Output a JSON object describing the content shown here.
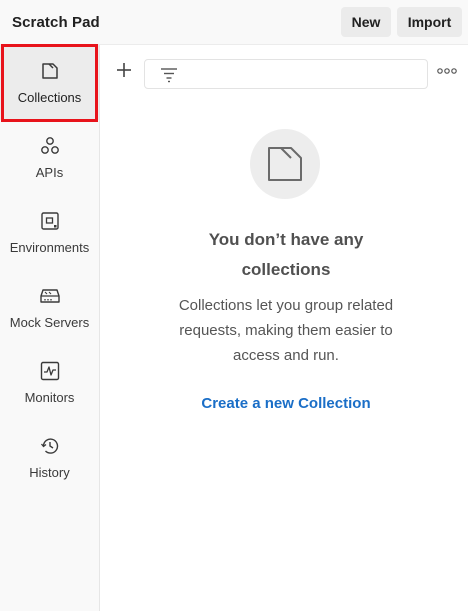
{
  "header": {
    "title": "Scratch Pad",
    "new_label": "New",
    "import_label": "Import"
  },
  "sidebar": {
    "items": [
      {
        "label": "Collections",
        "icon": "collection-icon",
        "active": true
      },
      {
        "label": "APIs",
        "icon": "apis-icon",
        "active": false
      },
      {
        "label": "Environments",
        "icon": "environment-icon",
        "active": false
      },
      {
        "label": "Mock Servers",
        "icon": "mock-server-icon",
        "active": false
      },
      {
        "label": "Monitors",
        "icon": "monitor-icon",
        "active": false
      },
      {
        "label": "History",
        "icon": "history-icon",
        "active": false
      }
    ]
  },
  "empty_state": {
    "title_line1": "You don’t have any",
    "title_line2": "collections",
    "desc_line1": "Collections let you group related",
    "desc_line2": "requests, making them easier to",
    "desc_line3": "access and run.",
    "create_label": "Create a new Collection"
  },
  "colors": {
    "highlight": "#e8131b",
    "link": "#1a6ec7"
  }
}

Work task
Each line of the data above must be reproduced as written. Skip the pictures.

Solution for this exercise
Output a JSON object describing the content shown here.
{
  "header": {
    "title": "Scratch Pad",
    "new_label": "New",
    "import_label": "Import"
  },
  "sidebar": {
    "items": [
      {
        "label": "Collections",
        "icon": "collection-icon",
        "active": true
      },
      {
        "label": "APIs",
        "icon": "apis-icon",
        "active": false
      },
      {
        "label": "Environments",
        "icon": "environment-icon",
        "active": false
      },
      {
        "label": "Mock Servers",
        "icon": "mock-server-icon",
        "active": false
      },
      {
        "label": "Monitors",
        "icon": "monitor-icon",
        "active": false
      },
      {
        "label": "History",
        "icon": "history-icon",
        "active": false
      }
    ]
  },
  "empty_state": {
    "title_line1": "You don’t have any",
    "title_line2": "collections",
    "desc_line1": "Collections let you group related",
    "desc_line2": "requests, making them easier to",
    "desc_line3": "access and run.",
    "create_label": "Create a new Collection"
  },
  "colors": {
    "highlight": "#e8131b",
    "link": "#1a6ec7"
  }
}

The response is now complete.